[Items from an interface collection]
======
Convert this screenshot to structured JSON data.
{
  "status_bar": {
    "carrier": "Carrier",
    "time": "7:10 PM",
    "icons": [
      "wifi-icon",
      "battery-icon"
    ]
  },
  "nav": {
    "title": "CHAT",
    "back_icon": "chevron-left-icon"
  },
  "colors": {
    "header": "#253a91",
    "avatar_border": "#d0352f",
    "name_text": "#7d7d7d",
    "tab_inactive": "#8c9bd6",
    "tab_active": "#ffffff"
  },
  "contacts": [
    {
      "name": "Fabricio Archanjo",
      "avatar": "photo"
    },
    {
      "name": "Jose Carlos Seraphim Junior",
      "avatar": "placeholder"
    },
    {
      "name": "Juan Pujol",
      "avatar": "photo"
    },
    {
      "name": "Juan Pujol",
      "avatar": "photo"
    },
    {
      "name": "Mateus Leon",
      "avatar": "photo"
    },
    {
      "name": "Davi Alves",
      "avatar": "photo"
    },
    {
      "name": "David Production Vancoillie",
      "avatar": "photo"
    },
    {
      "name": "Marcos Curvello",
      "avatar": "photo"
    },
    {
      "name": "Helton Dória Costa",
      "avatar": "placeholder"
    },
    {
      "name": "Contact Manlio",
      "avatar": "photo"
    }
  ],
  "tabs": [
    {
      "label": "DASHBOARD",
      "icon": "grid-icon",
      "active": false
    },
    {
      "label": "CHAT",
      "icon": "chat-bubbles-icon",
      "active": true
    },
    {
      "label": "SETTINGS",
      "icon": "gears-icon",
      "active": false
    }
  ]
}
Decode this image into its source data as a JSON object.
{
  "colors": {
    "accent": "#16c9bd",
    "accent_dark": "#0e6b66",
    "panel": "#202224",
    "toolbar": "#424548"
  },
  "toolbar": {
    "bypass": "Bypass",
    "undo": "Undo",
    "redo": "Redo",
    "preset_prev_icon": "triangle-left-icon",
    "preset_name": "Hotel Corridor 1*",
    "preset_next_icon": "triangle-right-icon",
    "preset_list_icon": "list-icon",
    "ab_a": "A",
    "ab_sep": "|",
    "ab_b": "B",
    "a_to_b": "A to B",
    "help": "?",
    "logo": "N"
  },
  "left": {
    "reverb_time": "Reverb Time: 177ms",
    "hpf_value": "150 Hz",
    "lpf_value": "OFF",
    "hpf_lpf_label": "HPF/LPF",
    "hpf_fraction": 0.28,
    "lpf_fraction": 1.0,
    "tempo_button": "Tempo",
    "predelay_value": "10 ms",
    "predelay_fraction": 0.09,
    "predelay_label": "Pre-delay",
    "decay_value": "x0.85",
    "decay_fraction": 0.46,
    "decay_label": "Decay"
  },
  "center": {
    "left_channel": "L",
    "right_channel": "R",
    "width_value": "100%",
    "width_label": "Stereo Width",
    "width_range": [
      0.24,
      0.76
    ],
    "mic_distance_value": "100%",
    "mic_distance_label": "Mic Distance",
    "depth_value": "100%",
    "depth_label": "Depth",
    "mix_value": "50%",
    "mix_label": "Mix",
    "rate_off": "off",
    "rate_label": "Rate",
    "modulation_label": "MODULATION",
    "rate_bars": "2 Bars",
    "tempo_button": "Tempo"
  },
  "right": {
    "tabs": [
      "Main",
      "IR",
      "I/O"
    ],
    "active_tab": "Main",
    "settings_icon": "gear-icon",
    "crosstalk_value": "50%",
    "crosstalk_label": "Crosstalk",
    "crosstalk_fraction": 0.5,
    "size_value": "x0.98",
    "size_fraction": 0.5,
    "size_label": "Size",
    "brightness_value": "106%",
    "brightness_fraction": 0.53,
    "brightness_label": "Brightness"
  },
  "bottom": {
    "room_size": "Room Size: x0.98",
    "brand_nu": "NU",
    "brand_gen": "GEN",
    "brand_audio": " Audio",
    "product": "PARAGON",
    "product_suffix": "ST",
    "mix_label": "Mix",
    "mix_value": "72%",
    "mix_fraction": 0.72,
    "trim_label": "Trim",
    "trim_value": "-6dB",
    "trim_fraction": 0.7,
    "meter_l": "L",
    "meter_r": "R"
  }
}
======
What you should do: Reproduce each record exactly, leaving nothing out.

Reply:
Convert this screenshot to structured JSON data.
{
  "status_bar": {
    "carrier": "Carrier",
    "time": "7:10 PM",
    "icons": [
      "wifi-icon",
      "battery-icon"
    ]
  },
  "nav": {
    "title": "CHAT",
    "back_icon": "chevron-left-icon"
  },
  "colors": {
    "header": "#253a91",
    "avatar_border": "#d0352f",
    "name_text": "#7d7d7d",
    "tab_inactive": "#8c9bd6",
    "tab_active": "#ffffff"
  },
  "contacts": [
    {
      "name": "Fabricio Archanjo",
      "avatar": "photo"
    },
    {
      "name": "Jose Carlos Seraphim Junior",
      "avatar": "placeholder"
    },
    {
      "name": "Juan Pujol",
      "avatar": "photo"
    },
    {
      "name": "Juan Pujol",
      "avatar": "photo"
    },
    {
      "name": "Mateus Leon",
      "avatar": "photo"
    },
    {
      "name": "Davi Alves",
      "avatar": "photo"
    },
    {
      "name": "David Production Vancoillie",
      "avatar": "photo"
    },
    {
      "name": "Marcos Curvello",
      "avatar": "photo"
    },
    {
      "name": "Helton Dória Costa",
      "avatar": "placeholder"
    },
    {
      "name": "Contact Manlio",
      "avatar": "photo"
    }
  ],
  "tabs": [
    {
      "label": "DASHBOARD",
      "icon": "grid-icon",
      "active": false
    },
    {
      "label": "CHAT",
      "icon": "chat-bubbles-icon",
      "active": true
    },
    {
      "label": "SETTINGS",
      "icon": "gears-icon",
      "active": false
    }
  ]
}
Decode this image into its source data as a JSON object.
{
  "colors": {
    "accent": "#16c9bd",
    "accent_dark": "#0e6b66",
    "panel": "#202224",
    "toolbar": "#424548"
  },
  "toolbar": {
    "bypass": "Bypass",
    "undo": "Undo",
    "redo": "Redo",
    "preset_prev_icon": "triangle-left-icon",
    "preset_name": "Hotel Corridor 1*",
    "preset_next_icon": "triangle-right-icon",
    "preset_list_icon": "list-icon",
    "ab_a": "A",
    "ab_sep": "|",
    "ab_b": "B",
    "a_to_b": "A to B",
    "help": "?",
    "logo": "N"
  },
  "left": {
    "reverb_time": "Reverb Time: 177ms",
    "hpf_value": "150 Hz",
    "lpf_value": "OFF",
    "hpf_lpf_label": "HPF/LPF",
    "hpf_fraction": 0.28,
    "lpf_fraction": 1.0,
    "tempo_button": "Tempo",
    "predelay_value": "10 ms",
    "predelay_fraction": 0.09,
    "predelay_label": "Pre-delay",
    "decay_value": "x0.85",
    "decay_fraction": 0.46,
    "decay_label": "Decay"
  },
  "center": {
    "left_channel": "L",
    "right_channel": "R",
    "width_value": "100%",
    "width_label": "Stereo Width",
    "width_range": [
      0.24,
      0.76
    ],
    "mic_distance_value": "100%",
    "mic_distance_label": "Mic Distance",
    "depth_value": "100%",
    "depth_label": "Depth",
    "mix_value": "50%",
    "mix_label": "Mix",
    "rate_off": "off",
    "rate_label": "Rate",
    "modulation_label": "MODULATION",
    "rate_bars": "2 Bars",
    "tempo_button": "Tempo"
  },
  "right": {
    "tabs": [
      "Main",
      "IR",
      "I/O"
    ],
    "active_tab": "Main",
    "settings_icon": "gear-icon",
    "crosstalk_value": "50%",
    "crosstalk_label": "Crosstalk",
    "crosstalk_fraction": 0.5,
    "size_value": "x0.98",
    "size_fraction": 0.5,
    "size_label": "Size",
    "brightness_value": "106%",
    "brightness_fraction": 0.53,
    "brightness_label": "Brightness"
  },
  "bottom": {
    "room_size": "Room Size: x0.98",
    "brand_nu": "NU",
    "brand_gen": "GEN",
    "brand_audio": " Audio",
    "product": "PARAGON",
    "product_suffix": "ST",
    "mix_label": "Mix",
    "mix_value": "72%",
    "mix_fraction": 0.72,
    "trim_label": "Trim",
    "trim_value": "-6dB",
    "trim_fraction": 0.7,
    "meter_l": "L",
    "meter_r": "R"
  }
}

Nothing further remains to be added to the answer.